The Supreme Court, Hobby Lobby, and birth control.Posted: November 27, 2013 This week the Supremes agreed to review two appeals court decisions about the mandates of the Affordable Care Act. At issue is whether a profit-making business has a religious right to defy a federal mandate: that is, to include contraceptive coverage in their employees’ health insurance plans. In short, do corporations have religious freedom?
Hobby Lobby Stores is a major craft store chain that operates on “biblical principles.” This hasn’t always worked well in practice: this past September a customer at a store in New Jersey asked a clerk if they carried bar mitzvah cards. The clerk said no and added, “We don’t cater to you people.” Blogger Ken Berwitz then called the same store to ask why it seemed to be ignoring Hanukkah. He was told, “Because Mr. (David) Green is the owner of the company, he’s a Christian, and those are his values.” Hobby Lobby later apologized for the employees’ comments, stating that it carried Jewish holiday items in the past and would do so in test areas beginning in November.
Last fall Hobby Lobby sought an injunction over new regulations requiring employer-provided health insurance to cover emergency contraceptives. The company stated, “The Green family’s religious beliefs forbid them from participating in, providing access to, paying for, training others to engage in, or otherwise supporting abortion-causing drugs and devices.” The Supremes denied the injunction, prompting Hobby Lobby to sue the Federal government. And this summer the 10th Circuit Court of Appeals granted Hobby Lobby a temporary injunction, accepting the argument that forcing the company to comply with the mandate would violate the owners’ rights under the Religious Freedom Restoration Act (RFRA). That 1993 law says that a “person” can opt out of a law, under some circumstances, if obeying it would “substantially burden” the exercise of his or her religion.
A “person.” Not a corporation.
Hobby Lobby isn’t the only appeals court decision being considered. Also this summer the 3rd Circuit Court of Appeals ruled against Conestoga Wood Specialties Corporation, whose owners are Mennonite Christians. Contrary to the 10th Circuit, the court rejected the company’s claim that being required to cover contraception violated its rights under the First Amendment and the RFRA. They held:
“General business corporations do not, separate and apart from the actions or belief systems of their individual owners or employees, exercise religion. They do not pray, worship, observe sacraments, or take other religiously-motivated actions separate and apart from the intention and direction of their individual actors.”

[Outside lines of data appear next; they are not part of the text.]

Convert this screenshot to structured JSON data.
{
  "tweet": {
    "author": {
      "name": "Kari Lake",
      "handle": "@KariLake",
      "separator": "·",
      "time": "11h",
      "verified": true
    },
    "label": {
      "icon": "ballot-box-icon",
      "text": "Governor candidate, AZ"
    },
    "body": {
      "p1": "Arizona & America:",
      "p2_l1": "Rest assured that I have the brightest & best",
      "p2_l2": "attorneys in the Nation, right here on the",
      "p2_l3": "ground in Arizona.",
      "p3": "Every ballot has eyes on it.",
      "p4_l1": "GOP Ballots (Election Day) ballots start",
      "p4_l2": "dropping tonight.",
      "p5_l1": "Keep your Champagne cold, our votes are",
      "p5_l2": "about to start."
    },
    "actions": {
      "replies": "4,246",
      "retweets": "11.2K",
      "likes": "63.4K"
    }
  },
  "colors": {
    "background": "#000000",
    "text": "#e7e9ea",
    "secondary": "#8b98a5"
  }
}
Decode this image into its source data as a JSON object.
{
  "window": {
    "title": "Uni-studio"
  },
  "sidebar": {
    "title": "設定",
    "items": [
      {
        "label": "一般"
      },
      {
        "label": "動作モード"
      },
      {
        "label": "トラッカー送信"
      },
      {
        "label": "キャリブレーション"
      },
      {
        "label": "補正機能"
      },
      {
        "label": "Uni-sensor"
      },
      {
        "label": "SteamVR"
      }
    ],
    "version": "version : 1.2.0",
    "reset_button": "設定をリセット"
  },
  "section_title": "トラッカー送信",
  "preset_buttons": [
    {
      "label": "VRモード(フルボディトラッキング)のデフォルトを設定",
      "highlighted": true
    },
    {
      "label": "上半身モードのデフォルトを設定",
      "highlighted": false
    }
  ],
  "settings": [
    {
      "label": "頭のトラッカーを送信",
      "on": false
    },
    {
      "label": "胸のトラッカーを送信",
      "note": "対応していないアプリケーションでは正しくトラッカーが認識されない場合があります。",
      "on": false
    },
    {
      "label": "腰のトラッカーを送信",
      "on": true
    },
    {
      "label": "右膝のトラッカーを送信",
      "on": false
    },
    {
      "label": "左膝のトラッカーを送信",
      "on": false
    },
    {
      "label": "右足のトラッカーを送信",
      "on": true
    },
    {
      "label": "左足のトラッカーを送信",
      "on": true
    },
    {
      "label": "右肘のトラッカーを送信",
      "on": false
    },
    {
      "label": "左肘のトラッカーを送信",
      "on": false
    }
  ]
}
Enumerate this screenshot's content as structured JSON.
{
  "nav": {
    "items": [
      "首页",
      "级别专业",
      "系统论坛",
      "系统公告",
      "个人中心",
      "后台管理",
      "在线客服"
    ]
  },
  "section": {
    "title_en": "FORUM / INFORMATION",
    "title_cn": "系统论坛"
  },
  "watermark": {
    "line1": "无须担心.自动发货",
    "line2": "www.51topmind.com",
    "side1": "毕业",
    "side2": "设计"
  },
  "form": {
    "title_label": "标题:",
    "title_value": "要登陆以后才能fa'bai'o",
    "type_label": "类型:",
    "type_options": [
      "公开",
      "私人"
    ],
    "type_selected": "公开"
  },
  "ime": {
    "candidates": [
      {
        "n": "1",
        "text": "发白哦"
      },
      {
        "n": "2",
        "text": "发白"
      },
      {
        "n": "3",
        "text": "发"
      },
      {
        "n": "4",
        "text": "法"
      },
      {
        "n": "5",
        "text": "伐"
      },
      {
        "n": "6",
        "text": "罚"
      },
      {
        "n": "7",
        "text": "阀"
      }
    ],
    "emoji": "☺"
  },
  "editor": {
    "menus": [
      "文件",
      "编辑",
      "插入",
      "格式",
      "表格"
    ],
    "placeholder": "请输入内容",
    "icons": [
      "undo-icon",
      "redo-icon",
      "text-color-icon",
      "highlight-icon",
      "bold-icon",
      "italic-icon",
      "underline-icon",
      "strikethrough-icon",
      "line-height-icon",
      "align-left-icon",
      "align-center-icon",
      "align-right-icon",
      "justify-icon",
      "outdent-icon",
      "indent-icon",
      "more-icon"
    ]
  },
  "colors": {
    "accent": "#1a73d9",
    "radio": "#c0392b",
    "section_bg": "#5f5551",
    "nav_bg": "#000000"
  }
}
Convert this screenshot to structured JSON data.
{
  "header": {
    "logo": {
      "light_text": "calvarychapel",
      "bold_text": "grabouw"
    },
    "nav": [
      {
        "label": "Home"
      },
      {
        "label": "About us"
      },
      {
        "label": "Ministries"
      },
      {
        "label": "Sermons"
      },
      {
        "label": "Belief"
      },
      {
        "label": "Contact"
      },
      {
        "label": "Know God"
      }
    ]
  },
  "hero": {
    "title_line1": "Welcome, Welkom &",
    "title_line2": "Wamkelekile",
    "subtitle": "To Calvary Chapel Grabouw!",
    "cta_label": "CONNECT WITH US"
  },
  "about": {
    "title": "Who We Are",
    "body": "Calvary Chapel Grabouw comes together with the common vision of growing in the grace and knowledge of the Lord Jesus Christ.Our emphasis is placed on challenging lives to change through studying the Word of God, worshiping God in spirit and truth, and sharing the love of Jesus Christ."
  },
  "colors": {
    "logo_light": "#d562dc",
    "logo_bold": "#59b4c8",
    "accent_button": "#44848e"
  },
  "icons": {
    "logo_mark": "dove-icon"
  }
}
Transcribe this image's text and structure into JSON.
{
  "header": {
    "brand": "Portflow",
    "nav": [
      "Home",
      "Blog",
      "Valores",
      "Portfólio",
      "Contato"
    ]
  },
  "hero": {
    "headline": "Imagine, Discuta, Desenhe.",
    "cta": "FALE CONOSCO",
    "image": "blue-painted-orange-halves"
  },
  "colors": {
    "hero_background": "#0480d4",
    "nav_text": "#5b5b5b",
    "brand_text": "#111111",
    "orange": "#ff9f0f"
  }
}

A corporation. Not a “person.” But even if the corporation is a “person” under the RFRA, that law refers to a “substantial burden” on the exercise of religion. There is no such burden here. No employer is being forced to use contraceptives; that decision will be made by the employee.
Your employee-paid health care is part of your pay. Your employer has no more business telling you what to do with it than he does telling you how to spend your salary. If Hobby Lobby has its way, however, a conservative Christian employer could refuse to pay the minimum wage because a worker might spend some of her paycheck on birth control or other “immoral” activities. A Muslim or Orthodox business owner could withhold an employee’s pay because he or she might purchase pork products. A Mormon employer could decline payroll because his employees might spend money on caffeinated beverages.
Longtime source and awesome blogger Mr. Blunt and Cranky made this prediction more than a year ago:
Consider a more extreme (but highly probable) scenario: the First Church of Christ, Scientist. These people do not believe in medicine: they are faith-healers. So if your employers were Christian Scientists, they could deny you any and all health care coverage. You’d get nothing… This is a legal church, as legal as the Catholics, Baptists, and Methodists, and entitled to the same tax and legal benefits as any other religious entity.
If employers are allowed to use their personal beliefs to avoid paying for health care that they find objectionable, this writer submits that many tightwads will quickly “convert” to some sort of faith-healing sect in order to save money by denying their employees the care that that need. Soon, there would be few, if any, people covered by employer-based health care plans.
Think it couldn’t happen? Think again. In a society that rewards greed and glorifies ignorance, it is not only possible; it is predictable.
“Health coverage? No, we’re snake-handlers. Got a headache? Go take up a serpent out of the pit.”